They're in the news almost as much as Brad and Angelina, and you know they have something to do with global warming. But what exactly is a greenhouse gas? In a nutshell, they're gases in the atmosphere-both naturally occurring and caused by humans-that absorb and emit radiation.
Ultraviolet radiation and sunlight hit the Earth and its atmosphere. Most of this is reflected back into outer space, thanks to the ozone layer, clouds, and ice on the Earth's surface. Approximately 25 percent is absorbed by the planet, and is then re-emitted as infrared radiation. Some of this re-emitted radiation is absorbed by greenhouse gases in the atmosphere, exciting the molecules and causing them to emit the radiation back to the planet again, as heat.
The more of these gas molecules there are in the atmosphere, the more infrared radiation can be absorbed and sent back to the Earth's surface. Increasing concentrations of greenhouse gases in the air will result in an increase of infrared radiation being trapped and re-emitted.
The greenhouse gases that we have the widest understanding about are carbon dioxide (CO2), methane (CH4), nitrous oxide (N2O), and chlorofluorocarbons (CFCs, used for aerosols). CO2 currently contributes the most to the greenhouse effect - the amount of radiation being trapped and re-emitted by greenhouse gases - but the other gases combined will soon be as important to the greenhouse effect as CO2.

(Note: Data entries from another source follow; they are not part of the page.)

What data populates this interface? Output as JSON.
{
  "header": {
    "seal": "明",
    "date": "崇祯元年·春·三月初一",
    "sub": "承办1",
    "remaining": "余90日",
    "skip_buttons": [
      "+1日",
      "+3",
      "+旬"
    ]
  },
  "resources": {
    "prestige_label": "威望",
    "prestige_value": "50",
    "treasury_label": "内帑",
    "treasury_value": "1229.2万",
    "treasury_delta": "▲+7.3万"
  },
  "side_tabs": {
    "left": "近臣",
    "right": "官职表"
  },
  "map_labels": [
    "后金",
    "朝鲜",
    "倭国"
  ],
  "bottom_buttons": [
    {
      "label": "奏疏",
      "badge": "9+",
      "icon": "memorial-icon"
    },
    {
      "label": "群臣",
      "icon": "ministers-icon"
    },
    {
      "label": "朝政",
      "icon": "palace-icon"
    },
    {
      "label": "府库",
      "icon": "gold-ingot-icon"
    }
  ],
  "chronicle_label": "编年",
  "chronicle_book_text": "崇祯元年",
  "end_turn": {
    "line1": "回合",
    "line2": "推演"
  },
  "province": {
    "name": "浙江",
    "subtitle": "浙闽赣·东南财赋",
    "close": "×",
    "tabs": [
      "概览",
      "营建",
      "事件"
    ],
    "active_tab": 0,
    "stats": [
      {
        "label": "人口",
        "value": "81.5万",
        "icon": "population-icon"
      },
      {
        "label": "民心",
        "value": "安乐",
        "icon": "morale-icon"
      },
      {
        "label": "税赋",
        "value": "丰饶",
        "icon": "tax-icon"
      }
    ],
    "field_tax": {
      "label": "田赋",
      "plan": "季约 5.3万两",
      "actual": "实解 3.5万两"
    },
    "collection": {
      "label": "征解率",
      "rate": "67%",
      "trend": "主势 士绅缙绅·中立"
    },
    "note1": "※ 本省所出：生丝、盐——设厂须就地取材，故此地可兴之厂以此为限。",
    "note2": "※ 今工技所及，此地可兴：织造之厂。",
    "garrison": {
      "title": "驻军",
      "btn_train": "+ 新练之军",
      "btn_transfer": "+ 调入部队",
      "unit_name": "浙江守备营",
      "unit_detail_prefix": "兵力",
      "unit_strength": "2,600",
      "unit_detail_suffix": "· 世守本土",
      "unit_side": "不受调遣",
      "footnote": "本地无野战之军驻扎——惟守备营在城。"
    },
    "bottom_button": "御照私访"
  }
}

These gases are increasing in concentration in the atmosphere, and they have higher rates of absorption of infrared radiation. CFCs, for instance, can absorb 20,000 times as much heat as CO2. However, international decisions to curb CFC emissions have helped stabilize CFC levels in the air.